Joan was another founder member of BIAS. She and her husband Roy (who died a few years back) also edited the Journal, and Joan also organised the events for some years as well as running evening classes at the University of Bristol about Industrial history.

She had been in a nursing home for a number of months and her condition had been slowly deteriorating. She did however recently celebrate her 91st Birthday.

The funeral will be at Haycombe Cemetery. A time of 1pm on Tuesday the 28th May has been provisionally booked for the funeral.

The work she carried out to save and conserve Saltford Brass Mill and establish the Saltford Brass Mill Project is particularly important.

But her wider contribution to Industrial Archaeology must be remembered.

Joan and Roy Day attended the first series of lectures on industrial archaeology given in 1964 by Angus Buchanan and Neil Cossons (until recently the chair of English Heritage) and organized by the Extra-Mural Department of Bristol University, becoming enthusiastic supporters. The purpose of the course was to encourage students to make their own inquiries into the history of local industries. This encouraged Joan to find elderly residents who remembered their work at the Keynsham and Saltford brass mills. She has lived in Keynsham for many years. She then scoured records offices and reference libraries and tried to discover something about the techniques of brass. She was a housewife with no technical training. Research on the development of the industry took her all over England and even Europe. They then took over the course in 1970.

In 1967 they joined the local clamour for a society, Roy becoming the first Treasurer of the BIAS (Bristol Industrial Archaeological Society), Joan appeared on the Committee for 1971 – 72 as “Extra-Mural Programme Organiser”, Secretary 1973-74 and Chairman 1975-76. She has been on the Editorial Executive between 1972 to the present date. Roy was very much involved in producing the early Journals, being responsible for the layout, which basically remains the same today, but which was then at the forefront of current trends in graphics, as were his quite distinctive cover designs.

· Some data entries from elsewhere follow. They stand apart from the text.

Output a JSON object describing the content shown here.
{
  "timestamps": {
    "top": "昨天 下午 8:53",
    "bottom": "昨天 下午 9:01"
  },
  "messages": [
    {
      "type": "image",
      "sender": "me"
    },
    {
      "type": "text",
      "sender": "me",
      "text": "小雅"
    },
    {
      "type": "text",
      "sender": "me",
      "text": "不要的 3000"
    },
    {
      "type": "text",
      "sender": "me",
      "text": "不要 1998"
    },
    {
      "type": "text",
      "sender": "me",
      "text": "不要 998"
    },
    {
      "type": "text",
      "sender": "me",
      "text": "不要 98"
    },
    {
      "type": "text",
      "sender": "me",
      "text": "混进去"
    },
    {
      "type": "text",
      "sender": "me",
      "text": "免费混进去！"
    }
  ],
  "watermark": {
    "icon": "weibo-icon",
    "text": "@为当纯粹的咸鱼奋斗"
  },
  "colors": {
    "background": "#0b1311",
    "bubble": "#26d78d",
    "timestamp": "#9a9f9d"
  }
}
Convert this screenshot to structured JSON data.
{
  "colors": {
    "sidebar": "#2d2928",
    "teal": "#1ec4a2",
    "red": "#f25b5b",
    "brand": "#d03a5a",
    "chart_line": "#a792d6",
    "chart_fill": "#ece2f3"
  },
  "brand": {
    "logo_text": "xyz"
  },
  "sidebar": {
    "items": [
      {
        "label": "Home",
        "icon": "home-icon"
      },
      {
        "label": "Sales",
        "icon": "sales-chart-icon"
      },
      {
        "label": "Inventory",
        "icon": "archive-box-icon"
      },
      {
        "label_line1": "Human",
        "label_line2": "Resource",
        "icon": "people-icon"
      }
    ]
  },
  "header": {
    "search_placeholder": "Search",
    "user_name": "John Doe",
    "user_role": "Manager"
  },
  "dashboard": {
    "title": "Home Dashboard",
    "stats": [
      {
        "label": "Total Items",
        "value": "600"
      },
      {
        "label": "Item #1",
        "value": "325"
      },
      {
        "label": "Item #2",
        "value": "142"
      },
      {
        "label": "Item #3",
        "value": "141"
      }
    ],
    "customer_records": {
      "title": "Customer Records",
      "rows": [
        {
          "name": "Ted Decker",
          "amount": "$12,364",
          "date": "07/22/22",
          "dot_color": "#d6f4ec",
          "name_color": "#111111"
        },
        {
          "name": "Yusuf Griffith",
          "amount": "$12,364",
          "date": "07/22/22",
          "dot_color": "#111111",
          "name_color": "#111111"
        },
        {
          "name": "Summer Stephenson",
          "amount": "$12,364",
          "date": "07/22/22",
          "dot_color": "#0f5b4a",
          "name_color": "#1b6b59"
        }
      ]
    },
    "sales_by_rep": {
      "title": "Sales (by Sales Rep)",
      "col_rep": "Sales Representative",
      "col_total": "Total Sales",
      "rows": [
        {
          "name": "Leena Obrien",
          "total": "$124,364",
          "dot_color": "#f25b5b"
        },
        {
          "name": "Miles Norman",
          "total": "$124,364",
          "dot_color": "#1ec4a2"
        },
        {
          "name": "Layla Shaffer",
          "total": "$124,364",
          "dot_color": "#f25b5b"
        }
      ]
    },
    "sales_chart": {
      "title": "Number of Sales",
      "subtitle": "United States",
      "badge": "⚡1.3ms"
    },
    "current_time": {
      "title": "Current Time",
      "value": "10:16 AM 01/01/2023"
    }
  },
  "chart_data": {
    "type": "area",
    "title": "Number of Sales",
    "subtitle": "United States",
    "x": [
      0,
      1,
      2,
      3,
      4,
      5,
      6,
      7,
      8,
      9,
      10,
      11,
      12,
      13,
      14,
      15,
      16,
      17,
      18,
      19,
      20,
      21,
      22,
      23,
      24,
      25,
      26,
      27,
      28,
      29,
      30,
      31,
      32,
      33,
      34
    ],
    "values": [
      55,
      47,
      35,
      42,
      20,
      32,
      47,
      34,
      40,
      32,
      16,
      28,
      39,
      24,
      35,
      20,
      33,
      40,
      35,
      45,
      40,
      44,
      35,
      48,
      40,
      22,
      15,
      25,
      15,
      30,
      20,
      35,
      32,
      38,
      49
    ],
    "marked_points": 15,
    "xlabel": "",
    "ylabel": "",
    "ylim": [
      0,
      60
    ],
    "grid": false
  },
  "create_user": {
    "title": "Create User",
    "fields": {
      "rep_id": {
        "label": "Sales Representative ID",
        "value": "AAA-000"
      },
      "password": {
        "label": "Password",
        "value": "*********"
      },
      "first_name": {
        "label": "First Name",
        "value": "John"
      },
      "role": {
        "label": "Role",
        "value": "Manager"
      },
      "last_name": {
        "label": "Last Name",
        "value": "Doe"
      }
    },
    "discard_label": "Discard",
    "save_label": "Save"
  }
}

Joan wrote three articles between 1968 (the first BIAS journal) and 1976 on The Albert Mill, Keynsham, Survey; The Language of Bristol Brass; The Old Brass Mills, Saltford.

Roy also contributed five articles to the Journal between 1979 and 1995, covering subjects such as Wiltshire iron, early ferro-concrete in Bristol, lettering styles on street signs and the coming and going of early picture palaces.

Joan also wrote two books- the definitive book “Bristol Brass: The History of the Industry” in 1973 and “A Guide to the Industrial Heritage of Avon” This is a gazetteer of industrial sites written in the late 1980’s. She has also contributed articles on the brass mills to various journals.

From the 1980s, Joan and Roy were involved in the campaign to prevent the ‘development’ of the structure of Saltford Brass Mill, later joining the group working to conserve the building and open it to the public. She is still very much involved with the Mill.

She organised the Lifelong Learning Industrial Archaeological courses for 38 years with the help of Roy who unfortunately died in 2004. The courses consisting of six lectures, run every Autumn and Spring and arranged in collaboration with BIAS. They include many different topics of industrial activity in Bristol and its surrounding areas conveyed by experts in those fields.

She has also ran series of lectures at Saltford, for the Public Programmes Office, the last one being entitled “More Wealth from the Ground”. I first started going to her lectures in 2002, and have been down a stone mine, heard about mill restoration, clock restoration, beer and cider manufacture, Bristol paddle steamers, ochre mines, roman roads, canals, mining, eel trapping, the Brabazon, Brunel’s Paddington, Concorde, millstones, tar distillation, balloon history and John Cowlin amongst other things. I even met my husband Mike Taylor there!

Maggie Shapland